This content was contributed by a guest author. The author’s views are entirely his or her own and may not reflect the views of Blog Hands.
Is your mature blog with a wealth of archived posts an underutilized asset? If those old posts are just sitting there, hoping someone stumbles across them, then the answer is yes. Here are five ways you can repurpose the content to generate sales leads, website traffic and brand recognition — all without the time and effort that goes into creating new content.
1. Make E-Books
Organize old blog posts of a similar theme into an e-book. Once created, it can be deployed as a free downloadable PDF on your website, or even a paid download if the content is strong enough. The keys to making this work:
- The chapters (i.e., the individual blog posts) must cover different aspects of the theme. A bit of editing or introductory text must be done to make the e-book flow smoothly.
- Some other new content (minimal) will be needed — a cover, a table of contents, and a closing page with company information, contact information and a call to action linked to the appropriate website page.
You can create as many e-books as you have separate themes to cover. E-books are ideal pieces of content to promote on social media. Make a strong effort to get the word out, and you may obtain a lot of re-shares, website traffic, and natural links from relevant websites and blogs, all of which are great for branding, lead generation and SEO.
2. Set Up a Social Re-share Schedule
Identify your best archived posts, and resurrect them on social media by re-sharing on a structured schedule. Frequency depends on your feel of your social communities. A good rule of thumb is to share a given post 2-4 times a day, keeping the schedule rolling for 30-60 days. At that point, you can review results and see which posts are attracting attention — keep those re-shares going, drop or cut back on less popular posts, and add new ones.
When selecting posts to re-share, make sure they are still relevant and accurate. If they aren’t, you may do your brand harm by promoting them.

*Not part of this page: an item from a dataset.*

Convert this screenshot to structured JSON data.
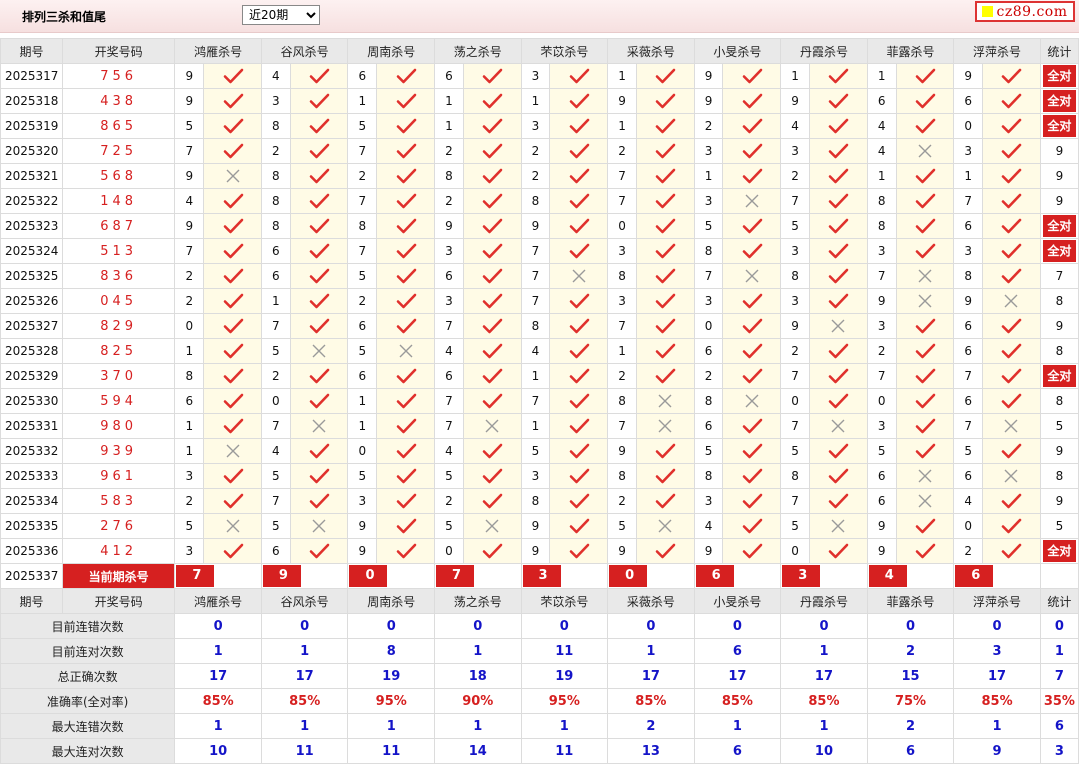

This repurposing idea, by the way, highlights why creating periodic “evergreen posts” is so important. So often bloggers get caught up in the moment that they forget about what a post can do for them months or even years down the road.
3. Use Posts in Email Campaigns
Email campaigns often suffer a premature death because companies run out of content ideas or time to write copy. Repurposing old blog posts is a terrific way to keep email campaigns full of life — and results.
A simple technique is to have the email display a snippet of an old post or two, with links to the posts for subscribers who want to read them in full. To make this approach work, you may have to add or update calls to action on the post, and provide links to appropriate product/service pages so subscribers can find them easily — and possibly order or inquire.
Again on the theme of thinking ahead, bloggers are wise to write posts about product applications, case studies and other topics that will always be of high interest to customers and prospects that subscribe to your email.
If you are fearful that subscribers will think poorly of you because you’re recycling content, worry not. First, even if subscribers read the blog post the first time, they’ve probably forgotten. Second, even if they do recall reading it, they may well conclude you are as efficient managing your assets as you are overseeing their account.
4. Conduct an Outreach Campaign for Link Building
For your very best archived posts, a link building campaign can be very effective. If the posts are well researched and/or look at important issues from a fresh perspective, publishers in your niche will be interested in sharing them with their audiences.
For outreach to be effective, you must understand what type of content a given publisher focuses on and the needs of their audience. A personalized email that explains what the post is about, why the publisher’s audience may be interested and a simple request to link to it is all that is necessary.
If you’ve been blogging for some time and/or have an active SEO campaign, chances are you already have relationships with off-site publishers, making this an easy option to dive into.
5. Use Old Posts for Sales Follow-up
Your sales team (or you, if you’re doing the selling) is always struggling to build credibility and expertise. Showcasing great blog posts to prospects is a terrific way to do it, and it doesn’t matter whether the posts are a day old or five years old if the content is relevant and useful.
Salespeople can work snippets and post links into structured follow-up emails, or hand pick them to send to important prospects where the content is extremely relevant. In larger organizations, sales personnel are not always aware of the wealth of content in the company blog archive — make sure this doesn’t happen in your business.
In addition to using individual posts for sales follow-up, those e-books you created (see the first suggestion) also make excellent giveaway items to prospects. Even if prospects don’t read the entire e-book, they will be impressed that you were able to create such a thing! Sometimes this impression alone is enough to turn a cool prospect into the hottest of leads.
Quality, Quality, Quality
Of course, all of these suggestions work only if the blog posts are of high quality. This is so important!
Not only will your brand stand or fall on the strength of your blog posts, but also your content quality will have an impact on SEO. Google crawlers are getting better and better at assessing qualitative factors in their ranking algorithm. If Google sees your blog post as being useful, relevant, engaging, informative and credible, the backlinks and website traffic you create through all of these five techniques will amplify in value.
Brad Shorr is Director of Content Strategy at Straight North, a leading Internet marketing agency in Chicago that offers SEO, PPC and web design services. With more than 25 years of sales and marketing experience, Brad has been featured in leading online publications including Smashing Magazine, Entrepreneur and Forbes.